Lost wages can also be paid to you if you missed time at work because of your construction accident. It’s important to understand here that you need to be able to provide supporting documentation to show what this amount of money would have been. Documents like bank statements, tax returns, social security earnings history, and obviously pay statements from your employer are all very valuable.
Future lost wages can also be paid to you. This would be applicable if your injuries are so severe from a construction accident that you are unable to work going forward into the future and you are going to miss out on the wages you would normally receive because of it. Again, having an economist examine your previous wage earnings and then have the economist issue a report is very important to the overall strength of your case.
Loss of consortium is a category that is intended to compensate your spouse or legal partner for what they have lost out on as a result of your injuries at a construction site. This is their own loss and will be their own claim to bring. For instance, if the romantic aspect of your relationship suffered as a result of your accident, then that would be a ground for bringing a claim.
Out of pocket expenses are viewed legally as a bit of a catchall. This represents damages that are intended to compensate you for things like bandages, a wheelchair, a brace, or other miscellaneous expenses you might have incurred as a result of the accident. This also includes money for gasoline that you expended going to your various doctors’ appointments.Pain and Suffering Explained
Pain and suffering is an amount of money that is intended to compensate you for damages you suffered that are hard to put a number to but still impacted your life, such as the pain, suffering, inconvenience, and the toll this construction accident took on your life. For example, if the construction accident caused you to be unable to garden, hike, or sleep like you once did, then you are allowed to receive money for these damages.

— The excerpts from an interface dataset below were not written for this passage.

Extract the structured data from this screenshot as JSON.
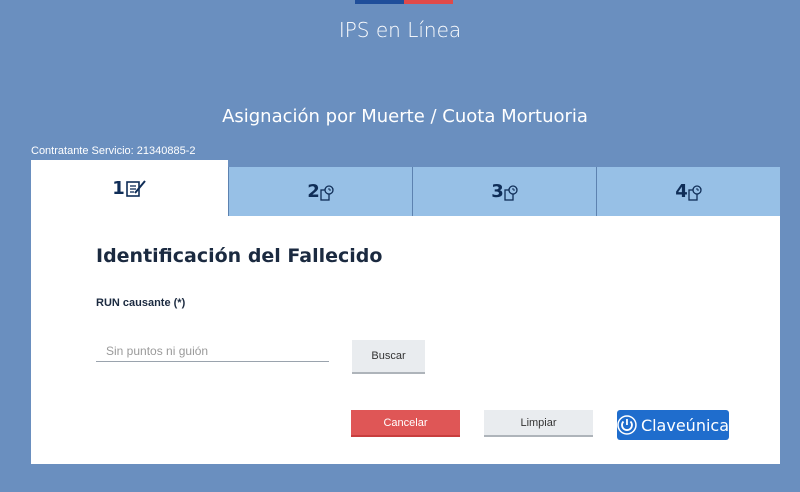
{
  "header": {
    "app_title": "IPS en Línea",
    "page_title": "Asignación por Muerte / Cuota Mortuoria",
    "contract_line": "Contratante Servicio: 21340885-2"
  },
  "steps": [
    {
      "number": "1",
      "icon": "checklist-icon",
      "active": true
    },
    {
      "number": "2",
      "icon": "document-clock-icon",
      "active": false
    },
    {
      "number": "3",
      "icon": "document-clock-icon",
      "active": false
    },
    {
      "number": "4",
      "icon": "document-clock-icon",
      "active": false
    }
  ],
  "form": {
    "heading": "Identificación del Fallecido",
    "run_label": "RUN causante (*)",
    "run_placeholder": "Sin puntos ni guión",
    "run_value": "",
    "search_label": "Buscar"
  },
  "actions": {
    "cancel_label": "Cancelar",
    "clear_label": "Limpiar",
    "clave_label": "Claveúnica"
  },
  "colors": {
    "background": "#6a8fbf",
    "step_inactive": "#97c0e6",
    "cancel": "#df5656",
    "clave": "#1f6dcd"
  }
}
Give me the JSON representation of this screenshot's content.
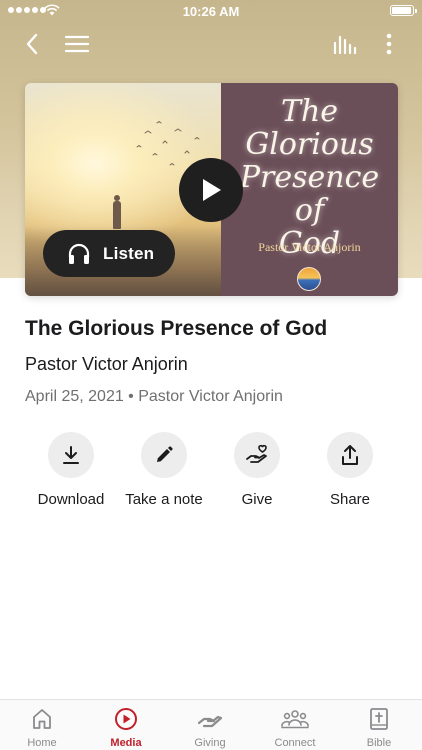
{
  "status_bar": {
    "time": "10:26 AM"
  },
  "nav": {
    "back_icon": "chevron-left-icon",
    "menu_icon": "hamburger-icon",
    "audio_icon": "equalizer-icon",
    "more_icon": "more-vertical-icon"
  },
  "artwork": {
    "title_line1": "The",
    "title_line2": "Glorious",
    "title_line3": "Presence of",
    "title_line4": "God",
    "subtitle": "Pastor Victor Anjorin"
  },
  "player": {
    "listen_label": "Listen",
    "play_icon": "play-icon",
    "headphones_icon": "headphones-icon"
  },
  "sermon": {
    "title": "The Glorious Presence of God",
    "speaker": "Pastor Victor Anjorin",
    "meta": "April 25, 2021 • Pastor Victor Anjorin"
  },
  "actions": [
    {
      "label": "Download",
      "icon": "download-icon"
    },
    {
      "label": "Take a note",
      "icon": "pencil-icon"
    },
    {
      "label": "Give",
      "icon": "give-icon"
    },
    {
      "label": "Share",
      "icon": "share-icon"
    }
  ],
  "tabs": [
    {
      "label": "Home",
      "icon": "home-icon",
      "active": false
    },
    {
      "label": "Media",
      "icon": "play-circle-icon",
      "active": true
    },
    {
      "label": "Giving",
      "icon": "giving-icon",
      "active": false
    },
    {
      "label": "Connect",
      "icon": "people-icon",
      "active": false
    },
    {
      "label": "Bible",
      "icon": "bible-icon",
      "active": false
    }
  ],
  "colors": {
    "accent": "#c0202b",
    "tab_inactive": "#8b8b8e",
    "action_circle": "#ededee",
    "hero_bg": "#d4c49c"
  }
}
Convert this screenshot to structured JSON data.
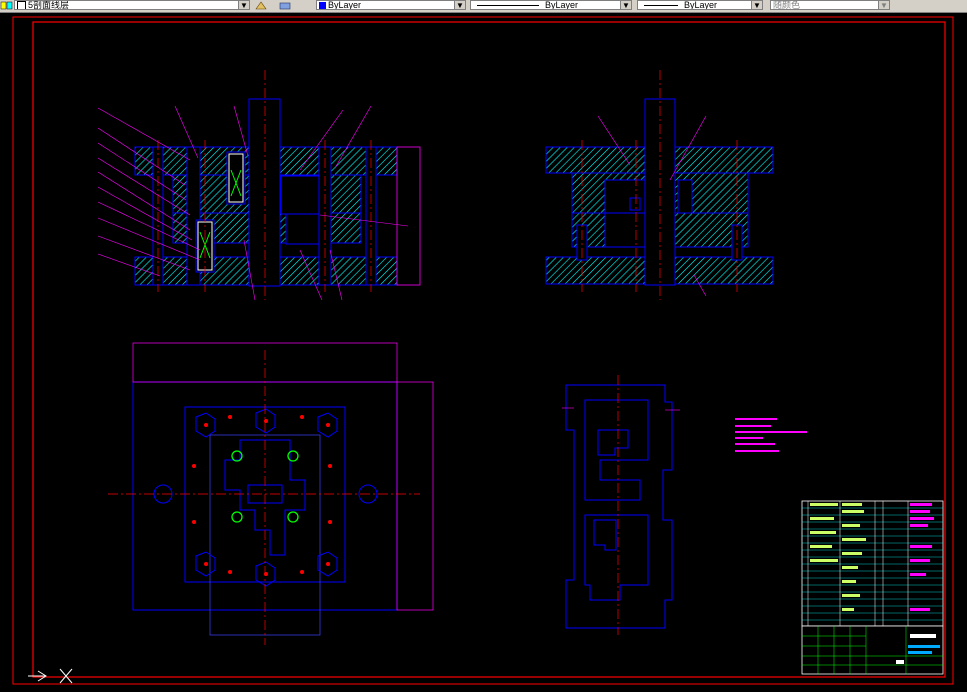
{
  "toolbar": {
    "layer_name": "5剖面线层",
    "color": "ByLayer",
    "linetype": "ByLayer",
    "lineweight": "ByLayer",
    "plotstyle": "随颜色",
    "colors": {
      "layer_yellow": "#ffff00",
      "layer_cyan": "#00ffff",
      "color_swatch": "#0000ff",
      "bg": "#d4d0c8"
    }
  },
  "drawing": {
    "colors": {
      "frame": "#ff0000",
      "outline": "#0000ff",
      "hatch": "#00ffff",
      "centerline": "#ff0000",
      "leader": "#ff00ff",
      "white": "#ffffff",
      "green": "#00ff00",
      "yellow_green": "#ccff66",
      "magenta": "#ff00ff"
    },
    "icons": [
      "ucs-icon",
      "layer-icon",
      "sun-icon"
    ]
  }
}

It should be noted that there is a loose connection between the amount of money you will receive in pain and suffering and the amount of your medical bills. In other words, if you have a $50,000 medical bill, it would be unlikely that you would receive fifty million or fifty dollars for pain and suffering.
The reason is that these two numbers are out of relation with each other. It is not to say that there is an exact formula or even a precise law that states how much pain and suffering should be awarded—neither exists—but it is just to say that there is in fact a relationship. If you have questions about your case and the value of your pain and suffering, feel free to call us for a free consultation.How The Jackman Law Firm Can Help
The Jackman Law Firm can help you recover money for your medical bills, lost wages, out of pocket expenses, pain and suffering, and possibly other damages such as future medical bills, future lost wages, and a loss of consortium for your spouse, if applicable. Legally, you are allowed to recover money for all of those damages.
In addition, the Jackman Law Firm can help you successfully negotiate with the insurance company for the company that was responsible for your injuries. As you can imagine, you will likely be facing a large insurance company that is going to fight you tooth and nail before they pay you a penny for your injuries. You need an experienced attorney who has been there, done that, and won.
Alternatively, if we cannot get anywhere with negotiating with the insurance company, we stand ready and able to take your case to trial, where we will put on a great presentation to the jury to prove your case. It may seem hard to believe, but sometimes insurance companies will allege that you were either partly or entirely responsible for your injuries.
If that is the case, you need an attorney who can prove your case. This means interviewing witnesses, taking depositions, obtaining key documents, and preparing these documents for trial. The Jackman Law Firm has successfully litigated dozens of construction cases and won millions for his clients over the years. Feel free to call for a free consultation.